Every line of the records that contains the string "DISTRIBUCION" counts once; give the total and nothing else.

╭──

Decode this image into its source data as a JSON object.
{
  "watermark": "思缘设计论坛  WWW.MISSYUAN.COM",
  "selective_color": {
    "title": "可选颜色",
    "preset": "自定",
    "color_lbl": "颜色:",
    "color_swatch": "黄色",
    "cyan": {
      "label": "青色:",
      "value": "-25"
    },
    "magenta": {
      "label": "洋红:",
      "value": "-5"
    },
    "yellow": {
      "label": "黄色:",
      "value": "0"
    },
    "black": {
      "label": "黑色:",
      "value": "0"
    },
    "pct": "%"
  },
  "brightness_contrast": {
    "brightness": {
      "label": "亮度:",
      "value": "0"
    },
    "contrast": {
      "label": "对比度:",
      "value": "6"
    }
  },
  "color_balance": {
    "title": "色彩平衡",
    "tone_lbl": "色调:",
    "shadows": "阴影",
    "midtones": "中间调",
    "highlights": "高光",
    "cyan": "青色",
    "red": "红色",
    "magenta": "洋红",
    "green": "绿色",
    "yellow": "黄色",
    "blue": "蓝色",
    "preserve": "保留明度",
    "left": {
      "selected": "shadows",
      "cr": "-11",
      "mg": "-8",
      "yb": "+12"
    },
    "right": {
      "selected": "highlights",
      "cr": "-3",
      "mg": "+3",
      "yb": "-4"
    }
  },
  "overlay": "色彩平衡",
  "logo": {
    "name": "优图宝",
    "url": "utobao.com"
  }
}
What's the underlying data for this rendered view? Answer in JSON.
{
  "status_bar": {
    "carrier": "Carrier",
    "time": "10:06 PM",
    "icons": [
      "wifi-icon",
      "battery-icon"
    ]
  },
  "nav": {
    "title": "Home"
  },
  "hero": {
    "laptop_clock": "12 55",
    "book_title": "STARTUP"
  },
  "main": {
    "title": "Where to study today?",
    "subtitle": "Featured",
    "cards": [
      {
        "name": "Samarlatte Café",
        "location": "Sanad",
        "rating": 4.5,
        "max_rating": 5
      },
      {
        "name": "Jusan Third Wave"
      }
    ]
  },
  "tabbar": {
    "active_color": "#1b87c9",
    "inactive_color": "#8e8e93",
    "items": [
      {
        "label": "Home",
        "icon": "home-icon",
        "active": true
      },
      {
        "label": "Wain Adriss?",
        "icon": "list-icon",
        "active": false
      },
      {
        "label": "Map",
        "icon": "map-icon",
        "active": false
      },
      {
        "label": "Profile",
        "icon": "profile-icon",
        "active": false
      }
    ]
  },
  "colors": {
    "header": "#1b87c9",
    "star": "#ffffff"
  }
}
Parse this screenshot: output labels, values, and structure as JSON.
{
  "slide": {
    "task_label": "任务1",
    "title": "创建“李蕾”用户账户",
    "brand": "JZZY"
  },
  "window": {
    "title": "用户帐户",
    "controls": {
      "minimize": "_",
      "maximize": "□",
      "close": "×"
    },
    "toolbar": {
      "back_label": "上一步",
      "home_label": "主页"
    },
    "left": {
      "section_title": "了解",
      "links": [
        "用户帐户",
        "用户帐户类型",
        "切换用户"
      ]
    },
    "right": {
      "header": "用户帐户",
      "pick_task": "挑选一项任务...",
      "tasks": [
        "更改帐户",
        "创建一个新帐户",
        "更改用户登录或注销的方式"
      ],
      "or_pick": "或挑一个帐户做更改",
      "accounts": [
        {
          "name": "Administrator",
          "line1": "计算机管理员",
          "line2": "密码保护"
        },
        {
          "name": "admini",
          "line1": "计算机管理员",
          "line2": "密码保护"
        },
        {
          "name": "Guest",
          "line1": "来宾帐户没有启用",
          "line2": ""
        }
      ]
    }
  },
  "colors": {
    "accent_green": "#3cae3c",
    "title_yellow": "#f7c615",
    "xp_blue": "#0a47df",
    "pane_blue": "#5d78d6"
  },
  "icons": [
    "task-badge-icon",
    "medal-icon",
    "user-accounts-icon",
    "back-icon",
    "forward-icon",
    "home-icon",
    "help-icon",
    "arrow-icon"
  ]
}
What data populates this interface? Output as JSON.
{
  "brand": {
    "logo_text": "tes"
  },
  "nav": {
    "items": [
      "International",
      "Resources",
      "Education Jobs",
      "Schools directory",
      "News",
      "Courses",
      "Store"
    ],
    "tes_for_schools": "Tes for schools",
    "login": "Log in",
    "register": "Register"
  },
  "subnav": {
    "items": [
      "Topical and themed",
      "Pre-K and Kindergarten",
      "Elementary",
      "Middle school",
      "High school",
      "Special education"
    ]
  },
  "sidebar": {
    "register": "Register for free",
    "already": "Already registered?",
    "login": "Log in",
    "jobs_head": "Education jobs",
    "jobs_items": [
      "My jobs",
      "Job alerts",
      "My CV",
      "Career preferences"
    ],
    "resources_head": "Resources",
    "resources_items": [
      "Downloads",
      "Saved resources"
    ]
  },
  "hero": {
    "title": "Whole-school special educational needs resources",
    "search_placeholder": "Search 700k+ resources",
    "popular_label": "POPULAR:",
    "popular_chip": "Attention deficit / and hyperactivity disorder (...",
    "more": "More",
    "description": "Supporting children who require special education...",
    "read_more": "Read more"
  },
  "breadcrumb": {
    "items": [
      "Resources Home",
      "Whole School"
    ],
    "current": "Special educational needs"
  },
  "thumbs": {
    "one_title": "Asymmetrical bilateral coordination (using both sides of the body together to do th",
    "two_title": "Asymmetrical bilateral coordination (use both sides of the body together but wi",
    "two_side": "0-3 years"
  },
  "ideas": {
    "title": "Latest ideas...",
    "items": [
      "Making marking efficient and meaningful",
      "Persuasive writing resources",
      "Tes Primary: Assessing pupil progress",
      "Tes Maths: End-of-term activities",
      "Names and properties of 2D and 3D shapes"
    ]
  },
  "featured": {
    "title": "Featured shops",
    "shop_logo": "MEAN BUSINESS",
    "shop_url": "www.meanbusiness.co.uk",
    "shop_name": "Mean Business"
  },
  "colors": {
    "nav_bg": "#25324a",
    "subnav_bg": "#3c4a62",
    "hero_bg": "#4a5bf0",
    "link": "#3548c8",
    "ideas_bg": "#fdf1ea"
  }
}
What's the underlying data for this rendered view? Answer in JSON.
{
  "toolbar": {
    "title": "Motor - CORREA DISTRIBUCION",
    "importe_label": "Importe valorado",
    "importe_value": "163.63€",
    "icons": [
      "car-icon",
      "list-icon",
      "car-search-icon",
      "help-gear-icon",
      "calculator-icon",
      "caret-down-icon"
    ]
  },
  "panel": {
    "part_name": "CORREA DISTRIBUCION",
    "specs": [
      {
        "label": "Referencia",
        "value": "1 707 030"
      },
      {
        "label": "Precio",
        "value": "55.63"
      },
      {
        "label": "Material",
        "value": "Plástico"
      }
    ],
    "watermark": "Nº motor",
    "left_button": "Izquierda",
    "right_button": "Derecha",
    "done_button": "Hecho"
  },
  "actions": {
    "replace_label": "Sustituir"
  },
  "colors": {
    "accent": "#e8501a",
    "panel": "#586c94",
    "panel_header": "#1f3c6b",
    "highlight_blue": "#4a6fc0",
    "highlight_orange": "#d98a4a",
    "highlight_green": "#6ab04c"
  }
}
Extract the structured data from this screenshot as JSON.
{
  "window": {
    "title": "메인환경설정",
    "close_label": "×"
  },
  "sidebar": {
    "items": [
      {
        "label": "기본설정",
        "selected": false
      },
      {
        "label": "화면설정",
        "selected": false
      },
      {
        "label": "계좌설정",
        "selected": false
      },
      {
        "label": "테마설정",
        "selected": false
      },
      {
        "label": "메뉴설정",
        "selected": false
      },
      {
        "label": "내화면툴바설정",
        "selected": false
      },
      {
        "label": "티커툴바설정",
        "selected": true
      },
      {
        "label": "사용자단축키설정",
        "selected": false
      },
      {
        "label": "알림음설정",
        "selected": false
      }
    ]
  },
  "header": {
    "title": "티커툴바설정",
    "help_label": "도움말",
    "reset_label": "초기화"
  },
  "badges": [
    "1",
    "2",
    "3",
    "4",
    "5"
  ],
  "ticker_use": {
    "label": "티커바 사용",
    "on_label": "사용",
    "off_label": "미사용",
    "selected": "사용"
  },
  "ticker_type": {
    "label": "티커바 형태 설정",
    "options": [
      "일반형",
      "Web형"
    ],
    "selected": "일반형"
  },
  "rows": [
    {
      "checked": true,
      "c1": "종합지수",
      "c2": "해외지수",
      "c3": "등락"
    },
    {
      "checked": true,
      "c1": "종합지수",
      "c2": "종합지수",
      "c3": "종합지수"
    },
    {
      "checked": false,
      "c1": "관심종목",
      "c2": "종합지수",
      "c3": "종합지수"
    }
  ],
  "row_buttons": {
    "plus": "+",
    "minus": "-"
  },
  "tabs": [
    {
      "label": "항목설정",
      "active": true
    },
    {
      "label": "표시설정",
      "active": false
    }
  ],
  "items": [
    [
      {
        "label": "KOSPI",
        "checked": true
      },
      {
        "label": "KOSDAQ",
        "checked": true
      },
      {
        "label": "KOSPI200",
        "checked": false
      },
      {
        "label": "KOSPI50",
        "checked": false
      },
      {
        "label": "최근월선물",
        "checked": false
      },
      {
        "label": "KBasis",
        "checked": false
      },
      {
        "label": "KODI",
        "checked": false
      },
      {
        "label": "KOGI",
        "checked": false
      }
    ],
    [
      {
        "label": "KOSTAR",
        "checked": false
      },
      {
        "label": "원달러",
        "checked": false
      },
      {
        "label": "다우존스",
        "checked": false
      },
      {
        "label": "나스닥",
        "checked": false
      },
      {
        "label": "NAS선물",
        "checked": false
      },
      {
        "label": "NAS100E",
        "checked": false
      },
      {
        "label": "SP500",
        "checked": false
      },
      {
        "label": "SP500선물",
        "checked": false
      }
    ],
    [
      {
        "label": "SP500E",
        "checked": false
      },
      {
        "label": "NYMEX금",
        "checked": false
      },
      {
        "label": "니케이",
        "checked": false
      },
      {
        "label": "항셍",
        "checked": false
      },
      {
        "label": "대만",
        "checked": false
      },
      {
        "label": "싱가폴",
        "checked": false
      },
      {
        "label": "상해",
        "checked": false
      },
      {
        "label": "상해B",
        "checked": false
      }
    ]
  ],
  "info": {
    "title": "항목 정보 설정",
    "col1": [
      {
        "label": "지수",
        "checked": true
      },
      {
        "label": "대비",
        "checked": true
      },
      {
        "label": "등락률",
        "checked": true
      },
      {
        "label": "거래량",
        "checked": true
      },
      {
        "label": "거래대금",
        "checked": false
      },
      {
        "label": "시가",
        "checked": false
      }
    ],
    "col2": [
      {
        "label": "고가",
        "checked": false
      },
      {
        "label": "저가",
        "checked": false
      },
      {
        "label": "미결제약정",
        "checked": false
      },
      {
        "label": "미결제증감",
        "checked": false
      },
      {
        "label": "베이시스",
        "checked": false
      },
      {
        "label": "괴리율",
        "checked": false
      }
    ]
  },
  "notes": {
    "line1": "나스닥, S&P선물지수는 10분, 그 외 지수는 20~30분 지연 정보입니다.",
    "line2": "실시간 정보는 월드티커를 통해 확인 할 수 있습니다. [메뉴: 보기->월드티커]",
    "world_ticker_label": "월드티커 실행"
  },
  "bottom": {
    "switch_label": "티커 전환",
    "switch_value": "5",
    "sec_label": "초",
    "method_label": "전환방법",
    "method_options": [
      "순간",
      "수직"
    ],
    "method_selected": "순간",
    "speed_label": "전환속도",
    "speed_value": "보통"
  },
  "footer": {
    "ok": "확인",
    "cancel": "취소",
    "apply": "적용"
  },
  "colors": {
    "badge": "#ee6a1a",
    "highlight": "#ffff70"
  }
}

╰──

Response area — 2